Problem statement: Those lines of the following listing which contain the string "equal" should be returned.
Content starts
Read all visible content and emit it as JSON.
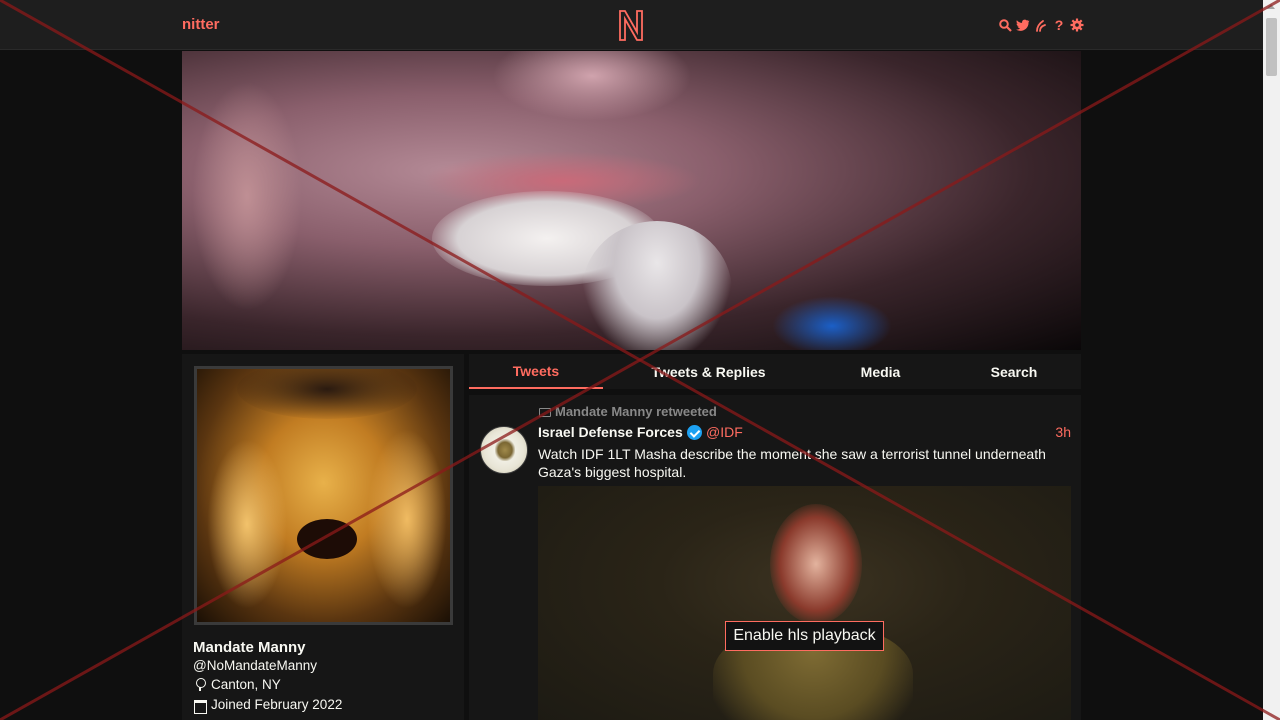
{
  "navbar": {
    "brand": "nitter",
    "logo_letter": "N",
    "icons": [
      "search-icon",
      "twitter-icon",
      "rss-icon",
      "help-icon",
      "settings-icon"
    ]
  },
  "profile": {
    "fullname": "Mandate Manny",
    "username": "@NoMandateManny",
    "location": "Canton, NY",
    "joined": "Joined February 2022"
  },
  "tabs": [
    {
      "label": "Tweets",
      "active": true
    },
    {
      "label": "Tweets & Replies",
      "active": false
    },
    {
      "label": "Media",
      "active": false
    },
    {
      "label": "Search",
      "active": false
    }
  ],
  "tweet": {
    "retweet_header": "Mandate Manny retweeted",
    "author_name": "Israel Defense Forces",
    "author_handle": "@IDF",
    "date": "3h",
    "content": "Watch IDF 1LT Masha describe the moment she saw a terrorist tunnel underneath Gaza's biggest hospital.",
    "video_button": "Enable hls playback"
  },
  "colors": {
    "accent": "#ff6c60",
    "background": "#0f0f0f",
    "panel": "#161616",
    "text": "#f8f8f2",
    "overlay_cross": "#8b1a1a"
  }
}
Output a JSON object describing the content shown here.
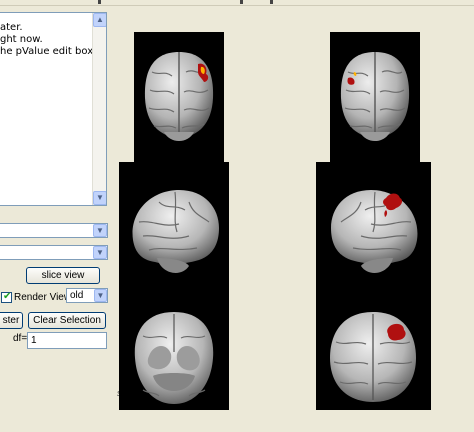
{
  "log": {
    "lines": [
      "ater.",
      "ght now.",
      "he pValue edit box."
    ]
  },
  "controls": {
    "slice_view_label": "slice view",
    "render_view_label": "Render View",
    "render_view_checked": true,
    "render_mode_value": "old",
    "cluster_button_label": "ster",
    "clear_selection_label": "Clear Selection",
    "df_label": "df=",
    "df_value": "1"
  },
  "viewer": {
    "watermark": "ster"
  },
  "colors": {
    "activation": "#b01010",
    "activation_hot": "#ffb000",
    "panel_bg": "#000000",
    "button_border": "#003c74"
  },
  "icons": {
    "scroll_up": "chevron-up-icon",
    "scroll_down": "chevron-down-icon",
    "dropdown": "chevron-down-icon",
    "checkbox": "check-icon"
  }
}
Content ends
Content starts
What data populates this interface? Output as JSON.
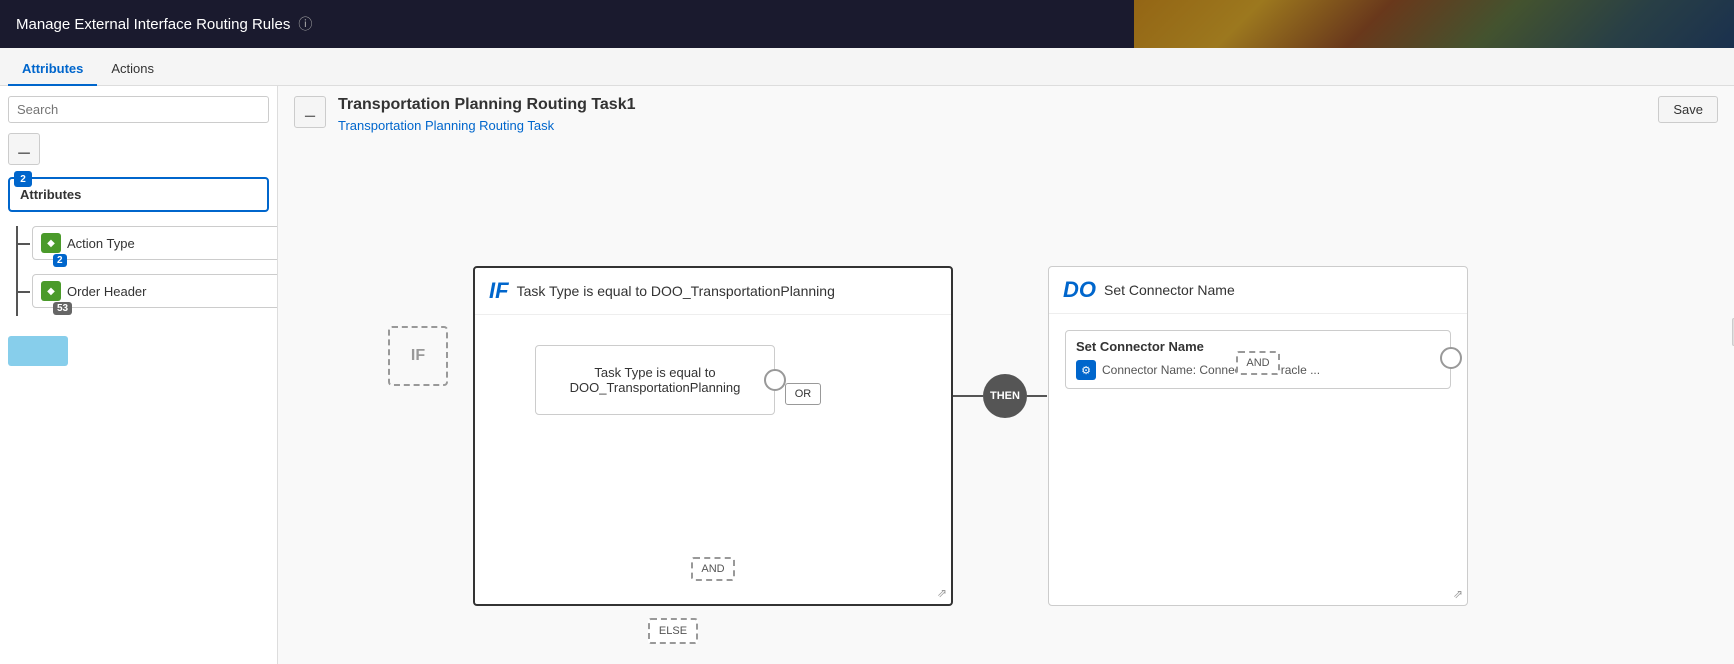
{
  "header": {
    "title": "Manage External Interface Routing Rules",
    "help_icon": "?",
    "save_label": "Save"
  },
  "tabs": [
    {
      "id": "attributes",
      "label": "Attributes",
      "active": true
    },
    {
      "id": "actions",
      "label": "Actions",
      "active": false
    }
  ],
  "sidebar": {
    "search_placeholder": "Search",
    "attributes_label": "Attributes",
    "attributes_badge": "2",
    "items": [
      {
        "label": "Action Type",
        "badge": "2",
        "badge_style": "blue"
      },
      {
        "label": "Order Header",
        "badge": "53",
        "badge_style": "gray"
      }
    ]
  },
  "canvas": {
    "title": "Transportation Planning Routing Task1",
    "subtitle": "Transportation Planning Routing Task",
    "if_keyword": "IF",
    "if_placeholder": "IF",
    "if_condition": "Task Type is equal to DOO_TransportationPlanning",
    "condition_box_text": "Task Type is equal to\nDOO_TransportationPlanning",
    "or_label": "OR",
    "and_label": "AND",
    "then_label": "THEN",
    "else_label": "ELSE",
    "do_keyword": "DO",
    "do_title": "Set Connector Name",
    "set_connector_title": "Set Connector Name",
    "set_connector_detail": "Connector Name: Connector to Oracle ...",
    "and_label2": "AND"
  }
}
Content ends
Completed exercise:
    "if_condition": "Task Type is equal to DOO_TransportationPlanning",
    "condition_box_text": "Task Type is equal to\nDOO_TransportationPlanning",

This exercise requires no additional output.